To buy the album, go here:

To get it on vinyl, go here:


7. PANOPTICON, “Kentucky” (Handmade Birds) – It’s not uncommon in European metal to hear strains (or giant sections) of a band’s local folk music shining through in their work. Admittedly, that’s not my favorite style of metal, but it’s always interesting to me to hear how a band’s heritage influences their dark arts. But there’s not a whole lot of that in the United States, which is a shame. But Austin Lunn is changing that with “Kentucky,” a roots-filled black metal opus about the horrors and pain generated by the state’s coal mining industry, and it is the metal album most likely to influence its readers to pick up a book and learn something.

There are the cascading metallic anthems we expect from Panopticon, but here and there they’re cut with banjos, strings, and singing that makes you think of sitting in the backwoods somewhere. There also are traditional coal mining songs and protest anthems given new life, and throughout, we also hear quotes from old miners about what they went through, how it affected their lives, and how it impacted Kentucky. It’s a gorgeous, heart-swelling anthem that clearly was a labor of love and wanting to have this story told.
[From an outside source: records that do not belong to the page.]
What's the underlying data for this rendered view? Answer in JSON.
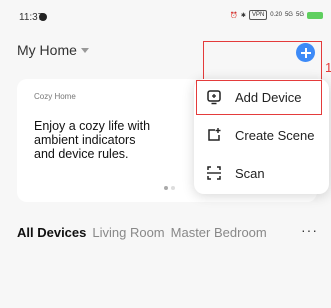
{
  "status_bar": {
    "time": "11:37",
    "icons": [
      "alarm-icon",
      "bluetooth-icon",
      "vpn-badge",
      "data-speed",
      "5g-signal",
      "4g-signal",
      "battery"
    ],
    "vpn_label": "VPN",
    "speed_label": "0.20",
    "signal1_label": "5G",
    "signal2_label": "5G"
  },
  "header": {
    "home_title": "My Home"
  },
  "add_button": {
    "accent": "#3d8af7"
  },
  "annotation": {
    "number": "1",
    "color": "#e43b3b"
  },
  "card": {
    "subtitle": "Cozy Home",
    "text": "Enjoy a cozy life with\nambient indicators\nand device rules."
  },
  "menu": {
    "items": [
      {
        "icon": "add-device-icon",
        "label": "Add Device"
      },
      {
        "icon": "create-scene-icon",
        "label": "Create Scene"
      },
      {
        "icon": "scan-icon",
        "label": "Scan"
      }
    ]
  },
  "tabs": {
    "items": [
      "All Devices",
      "Living Room",
      "Master Bedroom"
    ],
    "active_index": 0,
    "more_label": "···"
  }
}
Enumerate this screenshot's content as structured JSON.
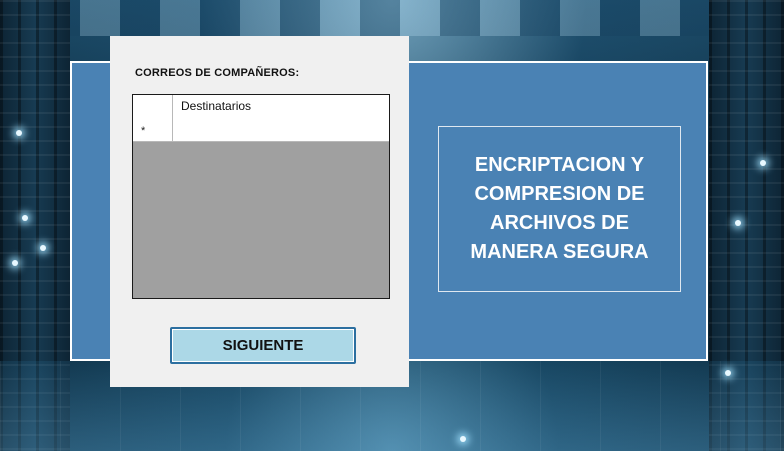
{
  "form": {
    "label": "CORREOS DE COMPAÑEROS:",
    "grid": {
      "columns": [
        "Destinatarios"
      ],
      "new_row_marker": "*",
      "new_row_value": ""
    },
    "next_button": "SIGUIENTE"
  },
  "title": {
    "lines": [
      "ENCRIPTACION Y",
      "COMPRESION DE",
      "ARCHIVOS DE",
      "MANERA SEGURA"
    ]
  },
  "colors": {
    "panel_blue": "#4a82b4",
    "button_bg": "#acd8e7",
    "grid_bg": "#a0a0a0"
  }
}
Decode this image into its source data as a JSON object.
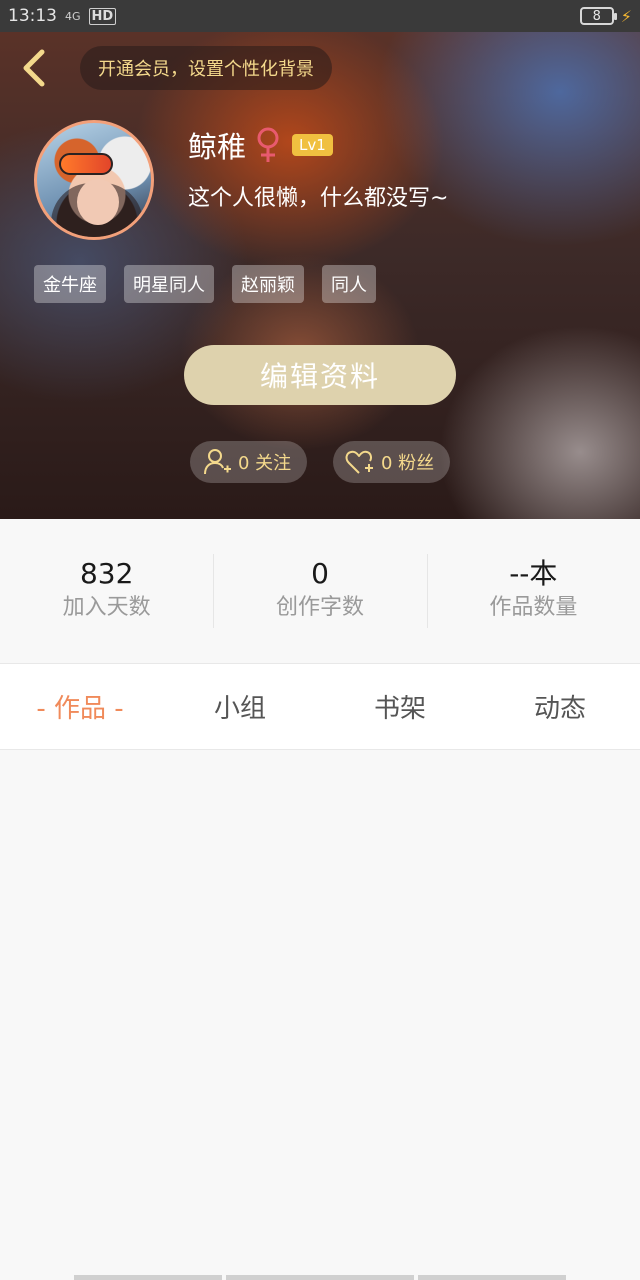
{
  "status_bar": {
    "time": "13:13",
    "signal": "4G",
    "hd": "HD",
    "battery": "8"
  },
  "header": {
    "vip_banner": "开通会员，设置个性化背景",
    "nickname": "鲸稚",
    "gender_symbol": "♀",
    "level": "Lv1",
    "signature": "这个人很懒，什么都没写~",
    "tags": [
      "金牛座",
      "明星同人",
      "赵丽颖",
      "同人"
    ],
    "edit_button": "编辑资料",
    "follow_label": "0 关注",
    "fans_label": "0 粉丝"
  },
  "stats": [
    {
      "value": "832",
      "label": "加入天数"
    },
    {
      "value": "0",
      "label": "创作字数"
    },
    {
      "value": "--本",
      "label": "作品数量"
    }
  ],
  "tabs": [
    {
      "label": "作品",
      "active": true
    },
    {
      "label": "小组",
      "active": false
    },
    {
      "label": "书架",
      "active": false
    },
    {
      "label": "动态",
      "active": false
    }
  ],
  "colors": {
    "accent": "#f08a5a",
    "gold": "#f4d98c",
    "edit_button_bg": "#ded2ad",
    "level_badge": "#f0c040"
  },
  "icons": {
    "back": "chevron-left-icon",
    "gender": "female-icon",
    "follow": "add-user-icon",
    "fans": "heart-plus-icon"
  }
}
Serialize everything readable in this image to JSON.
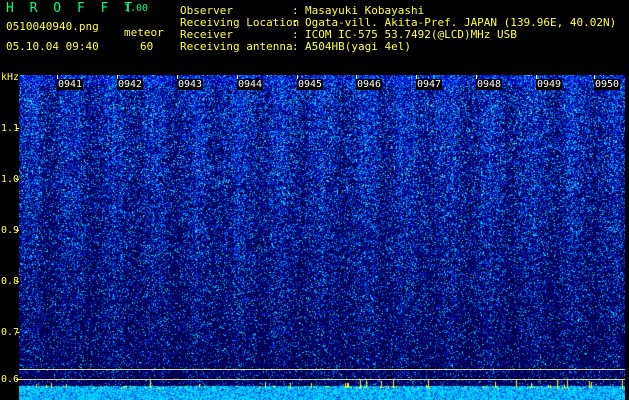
{
  "app": {
    "title": "H R O F F T",
    "version": "1.00"
  },
  "file": {
    "name": "0510040940.png",
    "date_time": "05.10.04 09:40"
  },
  "meteor": {
    "label": "meteor",
    "count": "60"
  },
  "info": [
    {
      "label": "Observer",
      "value": "Masayuki Kobayashi"
    },
    {
      "label": "Receiving Location",
      "value": "Ogata-vill. Akita-Pref. JAPAN (139.96E, 40.02N)"
    },
    {
      "label": "Receiver",
      "value": "ICOM IC-575 53.7492(@LCD)MHz USB"
    },
    {
      "label": "Receiving antenna",
      "value": "A504HB(yagi 4el)"
    }
  ],
  "colon": ":",
  "axis": {
    "unit": "kHz",
    "y_ticks": [
      "1.1",
      "1.0",
      "0.9",
      "0.8",
      "0.7",
      "0.6"
    ],
    "y_range": [
      0.6,
      1.1
    ],
    "x_ticks": [
      "0941",
      "0942",
      "0943",
      "0944",
      "0945",
      "0946",
      "0947",
      "0948",
      "0949",
      "0950"
    ]
  },
  "colors": {
    "header_text": "#ffff40",
    "title_text": "#00ff80",
    "background": "#000000",
    "spectrogram_low": "#000060",
    "spectrogram_mid": "#0040ff",
    "spectrogram_high": "#00ffff",
    "baseline": "#ffff00"
  }
}
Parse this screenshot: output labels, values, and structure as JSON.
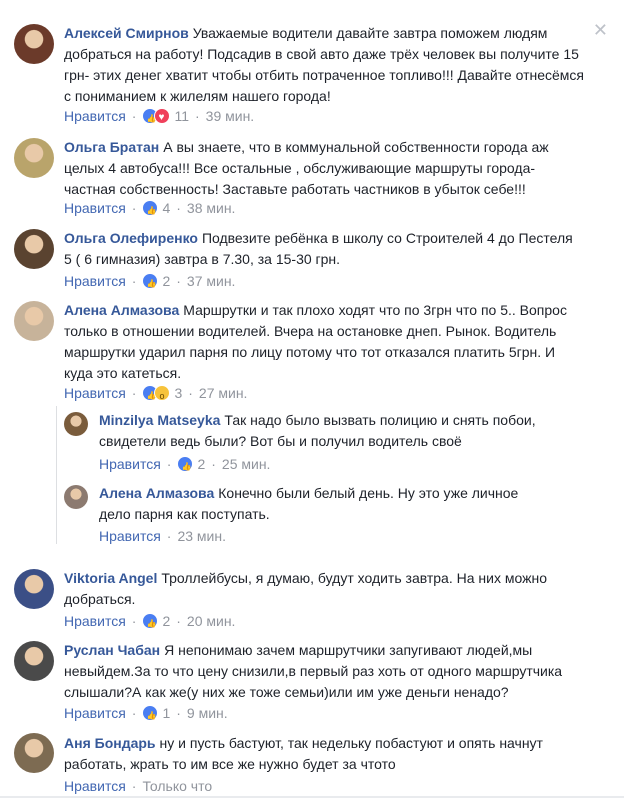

It’s a beautiful document, arguably Panopticon’s best yet. (June 12)

To buy the album, go here (currently sold out):


6. ALDEBARAN, “Embracing the Lightless Depths” (Profound Lore) – The slow simmering funeral doom of Aldebaran always makes me feel like I’m floating to a far-off destination in space, never to see my home again, likely never to draw a breath again, seeing things I never thought I’d see. The band takes its name from the brightest star in the constellation Taurus, so the space opera sense is not wrong, and this record is loosely based on the short story “An Inhabitant of Carcosa,” an Armageddon tale about a distant planet that also has influenced many writers. There’s a lot to dissect here, and that’s before you even get to these epic treatments of doom.

The album is made up of two celestially giant songs (each nearly a half hour long), along with three mood-enhancing interludes.  It’s a crushing, ambitious album that will take patience and eagerness on the listener’s part to enjoy and absorb fully, but if you do, you’ll take a journey you’ll never forget. Sometimes there is a calmer mood and even some whispered passages to cut the mood, which reminds me a bit of Agalloch, but for the most part the record feels like your planet’s gravity turning against you and pressing you hopelessly against its surface. I said it when I reviewed this album, and I’ll repeat it here: Aldebaran is one of modern doom’s greatest hopes, and this record makes that point abundantly clear.   (May 15)

To buy the album, go here:

To buy the cassette version, go here: